“I like the idea of trying to do something about climate change. This is an opportunity to try to solve, rather than just talk about solving, problems,” King said in that interview. “My feeling about Maine is that we have to take advantage of the assets that we have. There are a lot of things we don’t have, but we do have wind, we have the Gulf of Maine, water supply and forests. We need to play with the hand we were dealt, work with the assets that we have, and Maine has the most wind potential in New England.”
Since that time, Independence Wind partnered with New Hampshire-based Wagner Forest Management, to construct a 22-turbine wind farm in Roxbury, Maine, known as Record Hill Wind.
The project also received a $102 million loan guarantee from DOE in early 2011, as well as investments from the Yale University Endowment, although the school did not indicate how much it has invested in the project.

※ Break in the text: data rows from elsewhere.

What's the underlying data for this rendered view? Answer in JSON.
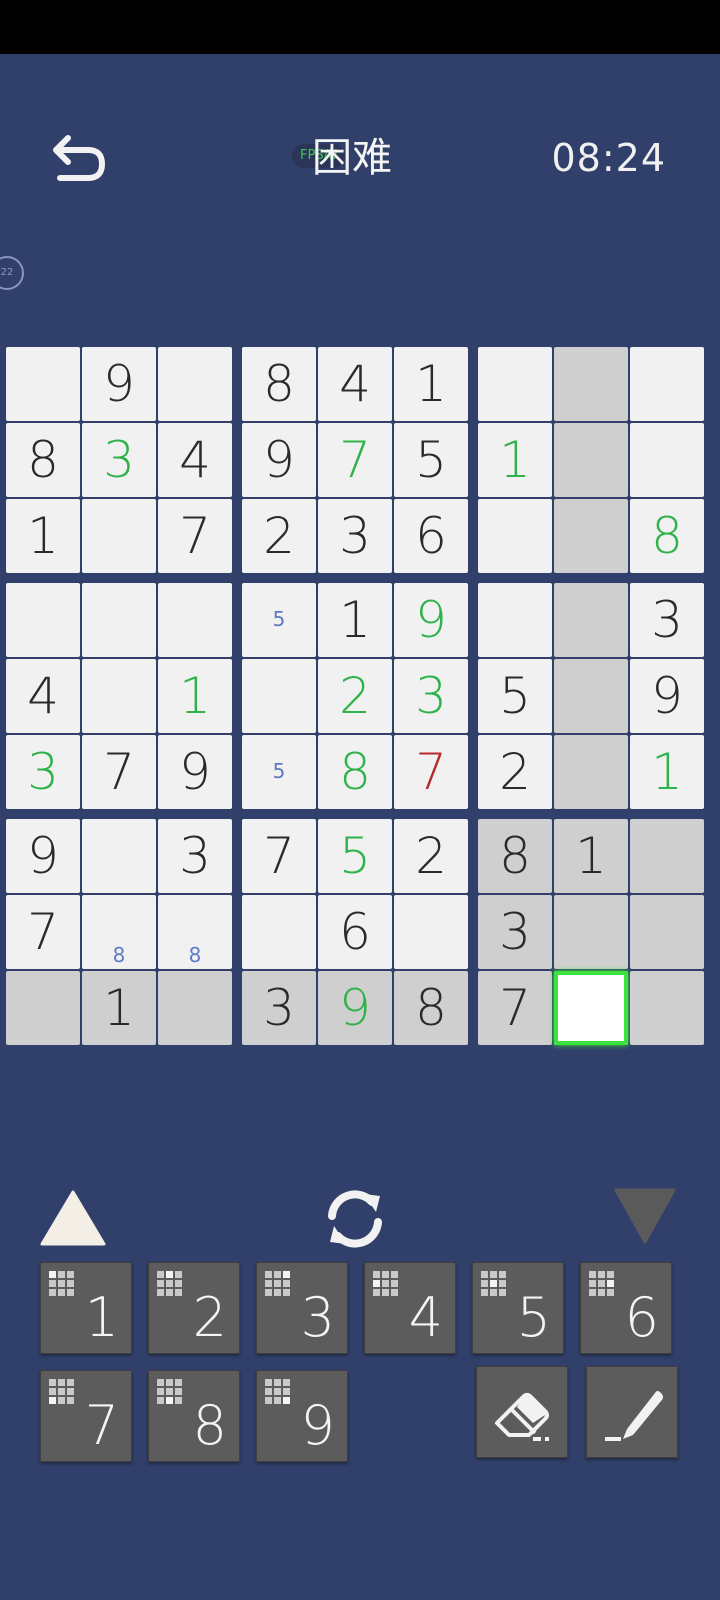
{
  "header": {
    "title": "困难",
    "fps_badge": "FPS/U",
    "timer": "08:24",
    "side_badge": "22"
  },
  "board": {
    "rows": [
      [
        {
          "v": ""
        },
        {
          "v": "9"
        },
        {
          "v": ""
        },
        {
          "v": "8"
        },
        {
          "v": "4"
        },
        {
          "v": "1"
        },
        {
          "v": ""
        },
        {
          "v": "",
          "shade": true
        },
        {
          "v": ""
        }
      ],
      [
        {
          "v": "8"
        },
        {
          "v": "3",
          "user": true
        },
        {
          "v": "4"
        },
        {
          "v": "9"
        },
        {
          "v": "7",
          "user": true
        },
        {
          "v": "5"
        },
        {
          "v": "1",
          "user": true
        },
        {
          "v": "",
          "shade": true
        },
        {
          "v": ""
        }
      ],
      [
        {
          "v": "1"
        },
        {
          "v": ""
        },
        {
          "v": "7"
        },
        {
          "v": "2"
        },
        {
          "v": "3"
        },
        {
          "v": "6"
        },
        {
          "v": ""
        },
        {
          "v": "",
          "shade": true
        },
        {
          "v": "8",
          "user": true
        }
      ],
      [
        {
          "v": ""
        },
        {
          "v": ""
        },
        {
          "v": ""
        },
        {
          "v": "",
          "note": "5",
          "notepos": "center"
        },
        {
          "v": "1"
        },
        {
          "v": "9",
          "user": true
        },
        {
          "v": ""
        },
        {
          "v": "",
          "shade": true
        },
        {
          "v": "3"
        }
      ],
      [
        {
          "v": "4"
        },
        {
          "v": ""
        },
        {
          "v": "1",
          "user": true
        },
        {
          "v": ""
        },
        {
          "v": "2",
          "user": true
        },
        {
          "v": "3",
          "user": true
        },
        {
          "v": "5"
        },
        {
          "v": "",
          "shade": true
        },
        {
          "v": "9"
        }
      ],
      [
        {
          "v": "3",
          "user": true
        },
        {
          "v": "7"
        },
        {
          "v": "9"
        },
        {
          "v": "",
          "note": "5",
          "notepos": "center"
        },
        {
          "v": "8",
          "user": true
        },
        {
          "v": "7",
          "error": true
        },
        {
          "v": "2"
        },
        {
          "v": "",
          "shade": true
        },
        {
          "v": "1",
          "user": true
        }
      ],
      [
        {
          "v": "9"
        },
        {
          "v": ""
        },
        {
          "v": "3"
        },
        {
          "v": "7"
        },
        {
          "v": "5",
          "user": true
        },
        {
          "v": "2"
        },
        {
          "v": "8",
          "shade": true
        },
        {
          "v": "1",
          "shade": true
        },
        {
          "v": "",
          "shade": true
        }
      ],
      [
        {
          "v": "7"
        },
        {
          "v": "",
          "note": "8",
          "notepos": "bottom"
        },
        {
          "v": "",
          "note": "8",
          "notepos": "bottom"
        },
        {
          "v": ""
        },
        {
          "v": "6"
        },
        {
          "v": ""
        },
        {
          "v": "3",
          "shade": true
        },
        {
          "v": "",
          "shade": true
        },
        {
          "v": "",
          "shade": true
        }
      ],
      [
        {
          "v": "",
          "shade": true
        },
        {
          "v": "1",
          "shade": true
        },
        {
          "v": "",
          "shade": true
        },
        {
          "v": "3",
          "shade": true
        },
        {
          "v": "9",
          "user": true,
          "shade": true
        },
        {
          "v": "8",
          "shade": true
        },
        {
          "v": "7",
          "shade": true
        },
        {
          "v": "",
          "selected": true
        },
        {
          "v": "",
          "shade": true
        }
      ]
    ]
  },
  "keypad": {
    "numbers": [
      "1",
      "2",
      "3",
      "4",
      "5",
      "6",
      "7",
      "8",
      "9"
    ]
  },
  "colors": {
    "background": "#31406a",
    "cell": "#f1f1f1",
    "cell_shaded": "#cfcfcf",
    "user_digit": "#2fb24a",
    "error_digit": "#b82a2a",
    "note": "#5f7ac6",
    "selected_border": "#3ee23e",
    "key": "#5c5c5c"
  },
  "icons": {
    "back": "undo-arrow-icon",
    "up": "triangle-up-icon",
    "refresh": "refresh-icon",
    "down": "triangle-down-icon",
    "eraser": "eraser-icon",
    "pencil": "pencil-icon"
  }
}
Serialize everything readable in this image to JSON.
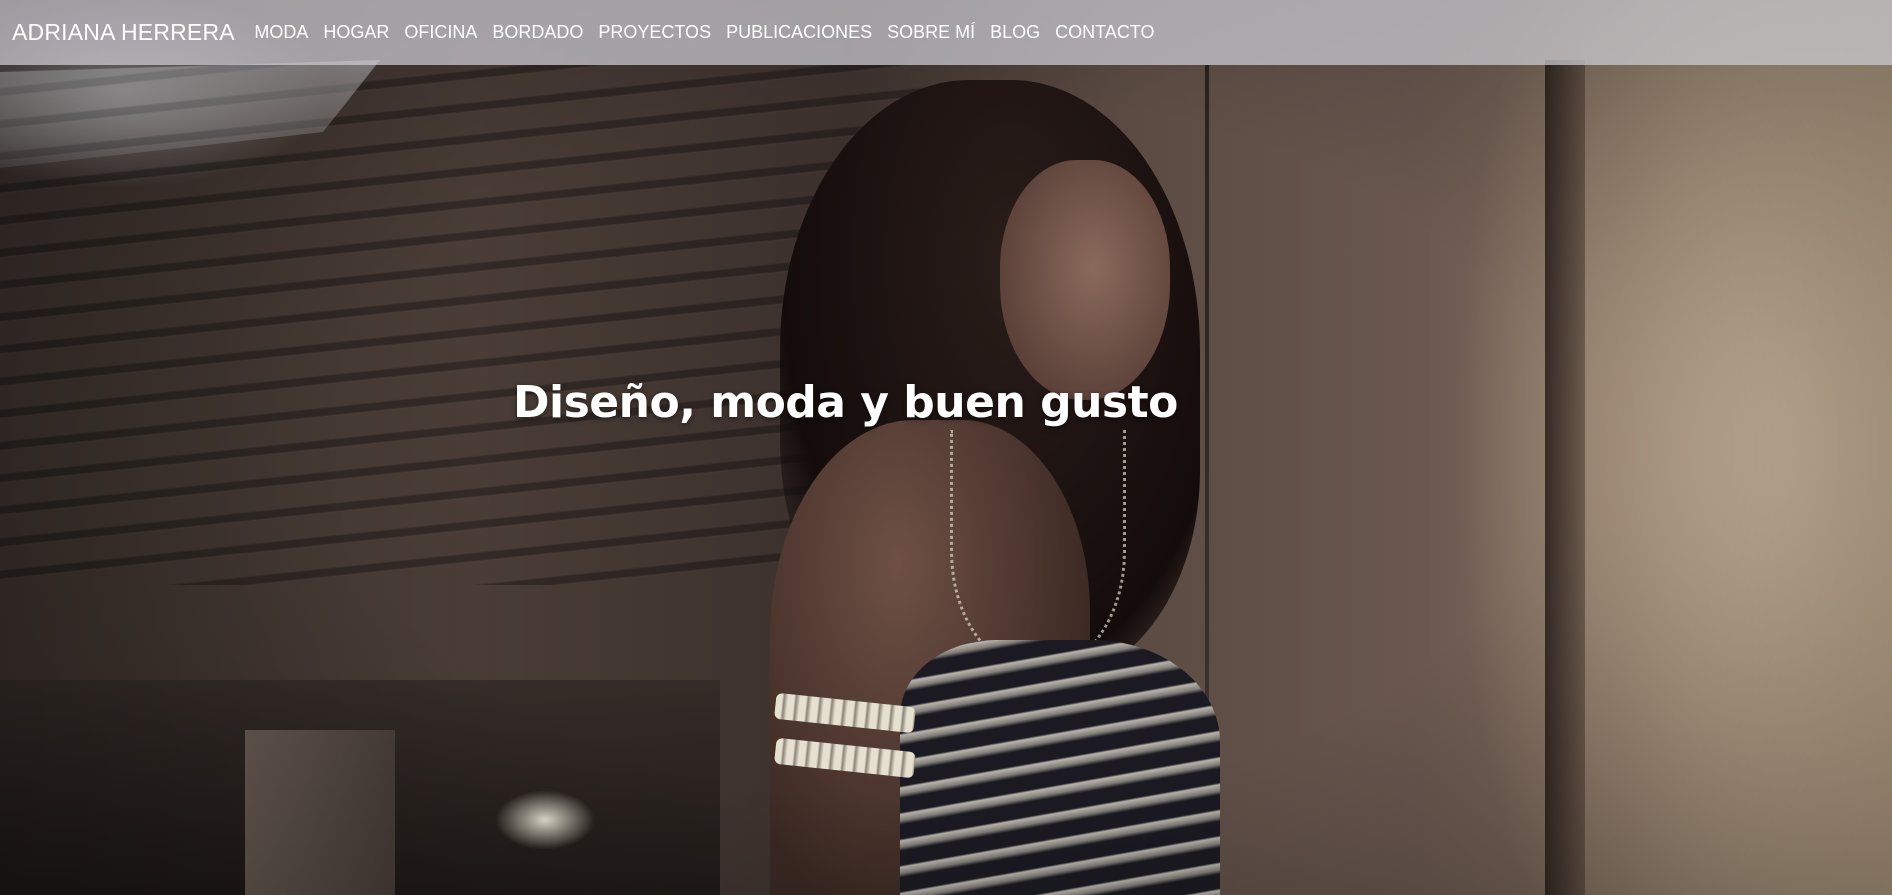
{
  "header": {
    "brand": "ADRIANA HERRERA",
    "nav": [
      {
        "label": "MODA"
      },
      {
        "label": "HOGAR"
      },
      {
        "label": "OFICINA"
      },
      {
        "label": "BORDADO"
      },
      {
        "label": "PROYECTOS"
      },
      {
        "label": "PUBLICACIONES"
      },
      {
        "label": "SOBRE MÍ"
      },
      {
        "label": "BLOG"
      },
      {
        "label": "CONTACTO"
      }
    ]
  },
  "hero": {
    "title": "Diseño, moda y buen gusto",
    "image": "fashion-model-photo"
  },
  "colors": {
    "navbar_bg": "#cdcdd4",
    "text": "#ffffff"
  }
}
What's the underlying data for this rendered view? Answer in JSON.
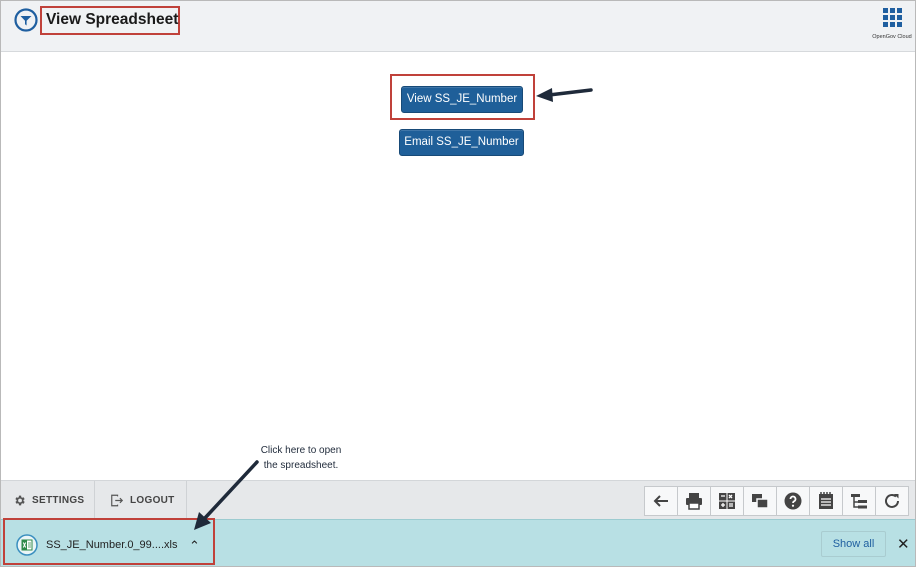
{
  "header": {
    "title": "View Spreadsheet",
    "apps_label": "OpenGov Cloud",
    "logo_icon": "opengov-logo-icon",
    "apps_icon": "app-grid-icon"
  },
  "main": {
    "view_button": "View SS_JE_Number",
    "email_button": "Email SS_JE_Number"
  },
  "annotation": {
    "line1": "Click here to open",
    "line2": "the spreadsheet."
  },
  "footer": {
    "settings": "SETTINGS",
    "logout": "LOGOUT",
    "tools": [
      "back-arrow-icon",
      "print-icon",
      "calculator-icon",
      "windows-icon",
      "help-icon",
      "notepad-icon",
      "hierarchy-icon",
      "refresh-icon"
    ]
  },
  "download_bar": {
    "file_name": "SS_JE_Number.0_99....xls",
    "file_icon": "spreadsheet-file-icon",
    "show_all": "Show all",
    "close": "✕",
    "chevron": "⌃"
  },
  "colors": {
    "button_blue": "#1f5f99",
    "highlight_red": "#c0413a",
    "download_bar": "#b8e0e4",
    "arrow": "#1f2a3a"
  }
}
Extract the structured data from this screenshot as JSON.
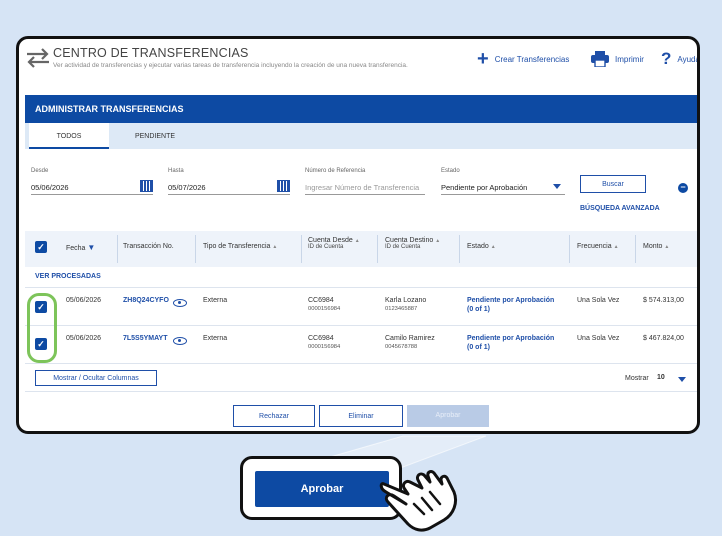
{
  "header": {
    "title": "CENTRO DE TRANSFERENCIAS",
    "subtitle": "Ver actividad de transferencias y ejecutar varias tareas de transferencia incluyendo la creación de una nueva transferencia.",
    "create_label": "Crear Transferencias",
    "print_label": "Imprimir",
    "help_label": "Ayuda"
  },
  "section_title": "ADMINISTRAR TRANSFERENCIAS",
  "tabs": [
    {
      "label": "TODOS",
      "active": true
    },
    {
      "label": "PENDIENTE",
      "active": false
    }
  ],
  "filters": {
    "from_label": "Desde",
    "from_value": "05/06/2026",
    "to_label": "Hasta",
    "to_value": "05/07/2026",
    "ref_label": "Número de Referencia",
    "ref_placeholder": "Ingresar Número de Transferencia",
    "status_label": "Estado",
    "status_value": "Pendiente por Aprobación",
    "search_label": "Buscar",
    "advanced_label": "BÚSQUEDA AVANZADA"
  },
  "table": {
    "headers": {
      "date": "Fecha",
      "transaction": "Transacción No.",
      "type": "Tipo de Transferencia",
      "from": "Cuenta Desde",
      "from_sub": "ID de Cuenta",
      "to": "Cuenta Destino",
      "to_sub": "ID de Cuenta",
      "status": "Estado",
      "frequency": "Frecuencia",
      "amount": "Monto"
    },
    "group_label": "VER PROCESADAS",
    "rows": [
      {
        "date": "05/06/2026",
        "transaction": "ZH8Q24CYFO",
        "type": "Externa",
        "from_account": "CC6984",
        "from_id": "0000156984",
        "to_name": "Karla Lozano",
        "to_id": "0123465887",
        "status": "Pendiente por Aprobación",
        "status_count": "(0 of 1)",
        "frequency": "Una Sola Vez",
        "amount": "$ 574.313,00"
      },
      {
        "date": "05/06/2026",
        "transaction": "7L5S5YMAYT",
        "type": "Externa",
        "from_account": "CC6984",
        "from_id": "0000156984",
        "to_name": "Camilo Ramirez",
        "to_id": "0045678788",
        "status": "Pendiente por Aprobación",
        "status_count": "(0 of 1)",
        "frequency": "Una Sola Vez",
        "amount": "$ 467.824,00"
      }
    ]
  },
  "columns_button": "Mostrar / Ocultar Columnas",
  "page_size_label": "Mostrar",
  "page_size_value": "10",
  "actions": {
    "reject": "Rechazar",
    "delete": "Eliminar",
    "approve_small": "Aprobar",
    "approve": "Aprobar"
  },
  "colors": {
    "primary": "#0d4aa3",
    "highlight": "#7dc45a",
    "background": "#d6e4f5"
  }
}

A group called Concerned Citizens to Save Roxbury filed a lawsuit to halt the project in 2010, disputing the Maine Board of Environmental Protection’s decision to issue a permit for the project as well as a study of noise levels conducted on behalf of Record Hill Wind.
The Maine Supreme Court rejected the case in March 2011 and upheld the environmental board’s decision.
The Lewiston Sun-Journal reported in December that all 22 of the wind turbines were operational.
Although the website belonging to Independence Wind indicates the company is also working on a second project in Highland Plantation, Maine, documents available from the state’s Land Use Regulation Commission indicate King pulled the application for the 39-turbine wind farm in May 2011.
In a letter to the Maine Land Use Commission at that time, King indicated that Highland Wind LLC would need additional time to “satisfy agency concerns” with the project and planned to refile its application.
“Our goal is to develop a project that produces nonpolluting energy for Maine and New England, is environmentally balanced and treats local people fairly,” King told the Portland Press Herald at that time.
That project had also drawn objections from groups including the Friends of the Highland Mountains and the Maine Appalachian Trail Club.
Enviro support not guaranteed
Despite his long affiliation with conservation and renewable energy projects, King does not necessarily have a lock on environmental endorsements in the Senate contest.
Among the Republicans vying for the Senate seat is former state Senate President Rick Bennett, a one-time board member of the Maine Conservation Voters who won the group’s endorsement in his bids for state office.
“The national League of Conservation Voters is going to do a very thorough evaluation of all the candidates, because there are some interesting candidates who have filed in the Republican Party, too,” said MCV’s Drouin.
Drouin noted that the Maine Conservation Voters does not endorse in federal contests, although like all state groups it may advise the national-level League of Conservation Voters should it opt to back a candidate in the race.
“We will have to see what happens with that primary,” Drouin added. “I think Angus King is definitely someone they will consider, and they’ll certainly take … clean energy policies into strong consideration.”
Other Republicans competing for the seat include Maine Secretary of State Charlie Summers; former Lisbon Falls Town Selectman Scott D’Amboise, a conservative who lost a 2006 bid to Rep. Mike Michaud (D-Maine); and state Sen. Deb Plowman. Majority party candidates had until yesterday afternoon to turn in the 2,000-signature petition required to gain access to the ballot.
Democrats who filed for the seat include former Secretary of State Matt Dunlap, state Sen. Cynthia Dill and state Rep. Jon Hinck.
More prominent Democrats, including Michaud and Rep. Chellie Pingree, as well as former Gov. John Baldacci, declined to seek the seat, an indication that national party leaders may be tacitly backing King — even though he endorsed George W. Bush for president in 2000 and has not said which party he will caucus with if he’s elected to the Senate.